Social infrastructure that fosters those sorts of communities is also built up over time by public money, and by non-government organisations like churches and Rotary. Infrastructure like bowling clubs, tennis clubs, community halls, and local theatre. Schools flourish in urban areas where they have the support of local community groups and families. All of this adds value to land, and to the lives of those who live upon that land.
I see none of these matters given due attention in the Productivity Commission's narrow little economic treatise.
Cost of Living
We can probably learn something from the Commission's examination of the building industry itself. It is of interest to understand why it costs more to build the same house in Auckland, compared with Brisbane. However the cost of housing, or the affordability of housing, is about rather more than just the sum of the price of land and the price of a house.
Transportation costs are directly related to where you live, because where you live determines how far you are away from the things, services and amenities you need. Where you live also determines the property taxes and other taxes you must pay for the services you use. The costs of services you use are partly determined by how far you are away from the source of those services (be it a power station, a reservoir, a waste water treatment plant....). There are a number of useful websites that offer cost of living comparisons between cities.
Numbeo is one of those. It relies on data sourced from people living in cities. The image is from the site and indicates some of the media that have used comparisons from Numbeo in their reports and articles.
I used it to compare Cost of Living between Auckland and Brisbane. The data are presented in Euro.
This is the overall result produced. You see this for yourself here. This graphic contains some of the supporting data. You will note that the left hand column is Brisbane, while RHS is Auckland. I suggest you click this image to see it bigger.
The key thing is that this information appears to contradict the bald numbers that are contained in the Productivity Commission report which suggest that housing is cheaper (more affordable) in Brisbane, compared with Auckland. Auckland Housing Location Value Analysis
I came across an interesting paper last year, when I was preparing a presentation for a conference on housing affordability. It's worth sharing...
There has been increasing interest and research into house prices in New Zealand. Recent work has focused on the movements in market prices for houses, for land, and for house construction costs especially as these price movements affect consumer inflation, and housing affordability. To date the work released has not directly addressed the role of resource pricing in the allocation of urban land, and other matters affecting affordability with increasing urban density...
...paper discusses the issues around housing affordability in the context of increases in urban density, with consequent effects on resource pricing of land, industry profiles, residential density, employment participation and incomes.
You can see the rest of this posting here, which also contains a link to the original paper. Of critical importance is the paper's look at the economic benefits to those who live in housing located close to denser development.
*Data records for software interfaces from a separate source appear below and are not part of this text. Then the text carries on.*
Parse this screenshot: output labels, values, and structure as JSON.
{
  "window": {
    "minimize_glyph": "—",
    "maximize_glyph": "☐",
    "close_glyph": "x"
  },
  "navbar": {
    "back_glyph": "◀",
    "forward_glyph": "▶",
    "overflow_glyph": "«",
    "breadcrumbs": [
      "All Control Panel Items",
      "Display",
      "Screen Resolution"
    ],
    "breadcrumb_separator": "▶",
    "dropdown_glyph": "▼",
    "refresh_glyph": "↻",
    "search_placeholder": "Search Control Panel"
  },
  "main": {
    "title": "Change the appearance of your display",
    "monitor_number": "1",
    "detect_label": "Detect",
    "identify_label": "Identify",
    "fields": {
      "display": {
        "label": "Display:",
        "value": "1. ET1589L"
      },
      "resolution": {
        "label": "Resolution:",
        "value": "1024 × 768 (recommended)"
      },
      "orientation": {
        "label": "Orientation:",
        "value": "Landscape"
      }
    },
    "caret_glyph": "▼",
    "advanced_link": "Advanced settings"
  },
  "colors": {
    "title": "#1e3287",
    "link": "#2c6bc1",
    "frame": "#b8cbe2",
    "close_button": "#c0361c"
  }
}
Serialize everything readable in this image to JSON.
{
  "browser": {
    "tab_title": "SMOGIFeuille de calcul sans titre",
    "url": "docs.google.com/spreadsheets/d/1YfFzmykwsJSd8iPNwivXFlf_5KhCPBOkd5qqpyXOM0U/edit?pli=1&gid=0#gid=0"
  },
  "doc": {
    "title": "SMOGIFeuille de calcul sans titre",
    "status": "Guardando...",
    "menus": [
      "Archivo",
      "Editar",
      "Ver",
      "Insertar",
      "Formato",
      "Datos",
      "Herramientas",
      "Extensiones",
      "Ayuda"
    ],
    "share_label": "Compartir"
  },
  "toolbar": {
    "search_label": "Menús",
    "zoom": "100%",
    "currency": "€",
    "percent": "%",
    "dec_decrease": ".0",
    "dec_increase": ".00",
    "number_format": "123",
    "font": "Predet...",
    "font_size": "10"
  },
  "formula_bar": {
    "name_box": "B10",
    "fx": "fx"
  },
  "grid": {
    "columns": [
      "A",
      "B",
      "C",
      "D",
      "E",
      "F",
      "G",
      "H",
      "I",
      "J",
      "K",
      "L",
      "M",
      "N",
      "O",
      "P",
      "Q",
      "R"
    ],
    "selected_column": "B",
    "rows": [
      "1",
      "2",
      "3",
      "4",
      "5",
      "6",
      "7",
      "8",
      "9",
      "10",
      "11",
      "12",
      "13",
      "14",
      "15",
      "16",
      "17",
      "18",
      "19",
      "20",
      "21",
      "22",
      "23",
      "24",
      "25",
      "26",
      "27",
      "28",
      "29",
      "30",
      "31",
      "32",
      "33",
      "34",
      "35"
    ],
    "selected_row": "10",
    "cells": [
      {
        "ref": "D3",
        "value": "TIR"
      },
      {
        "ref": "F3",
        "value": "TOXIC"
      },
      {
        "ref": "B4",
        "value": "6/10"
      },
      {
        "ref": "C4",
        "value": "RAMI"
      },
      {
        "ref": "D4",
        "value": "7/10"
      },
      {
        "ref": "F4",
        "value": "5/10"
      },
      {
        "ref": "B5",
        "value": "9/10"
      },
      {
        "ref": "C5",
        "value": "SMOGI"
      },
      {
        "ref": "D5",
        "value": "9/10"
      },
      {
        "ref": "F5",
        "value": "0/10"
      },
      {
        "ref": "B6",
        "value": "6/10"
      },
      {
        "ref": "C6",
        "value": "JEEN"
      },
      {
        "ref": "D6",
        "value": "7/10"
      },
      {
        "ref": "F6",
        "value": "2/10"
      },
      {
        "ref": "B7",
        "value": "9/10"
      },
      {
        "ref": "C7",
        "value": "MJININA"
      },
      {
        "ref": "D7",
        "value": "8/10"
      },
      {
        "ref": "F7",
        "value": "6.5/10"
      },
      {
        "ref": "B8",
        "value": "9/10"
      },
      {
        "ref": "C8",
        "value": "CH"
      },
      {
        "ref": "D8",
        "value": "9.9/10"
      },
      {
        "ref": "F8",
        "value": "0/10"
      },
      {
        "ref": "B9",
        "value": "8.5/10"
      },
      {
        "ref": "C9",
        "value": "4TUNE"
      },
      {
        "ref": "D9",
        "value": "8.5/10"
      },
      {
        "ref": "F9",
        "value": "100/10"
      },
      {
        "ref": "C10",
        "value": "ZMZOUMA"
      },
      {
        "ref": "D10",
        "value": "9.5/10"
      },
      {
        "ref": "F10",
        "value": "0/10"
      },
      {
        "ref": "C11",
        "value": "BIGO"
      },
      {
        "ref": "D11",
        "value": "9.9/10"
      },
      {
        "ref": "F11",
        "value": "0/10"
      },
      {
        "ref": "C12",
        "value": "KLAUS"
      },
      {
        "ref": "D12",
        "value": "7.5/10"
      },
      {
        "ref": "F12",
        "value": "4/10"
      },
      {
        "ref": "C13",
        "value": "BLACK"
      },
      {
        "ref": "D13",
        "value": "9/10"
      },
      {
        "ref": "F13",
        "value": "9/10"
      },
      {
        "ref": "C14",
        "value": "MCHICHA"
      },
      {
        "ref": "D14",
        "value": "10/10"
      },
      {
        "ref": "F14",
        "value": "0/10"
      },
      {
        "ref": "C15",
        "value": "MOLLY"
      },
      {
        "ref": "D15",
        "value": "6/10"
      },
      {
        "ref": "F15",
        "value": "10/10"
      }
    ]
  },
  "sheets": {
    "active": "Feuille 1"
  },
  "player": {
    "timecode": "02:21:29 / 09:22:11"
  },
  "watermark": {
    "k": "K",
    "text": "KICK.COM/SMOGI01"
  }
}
This is another factor in any useful analysis of the costs and benefits of housing to those who live in those houses. And while I'm on the subject here's a link to a significant posting I did on urban sprawl.
That's enough for this posting. Suffice to say, the Productivity Commission's work needs to be broadened for it to be useful. As it stands it is an assessment from the point of view of property developers, rather than from the viewpoint of those who live in those houses and who are faced with the true costs (and the true benefits) of housing.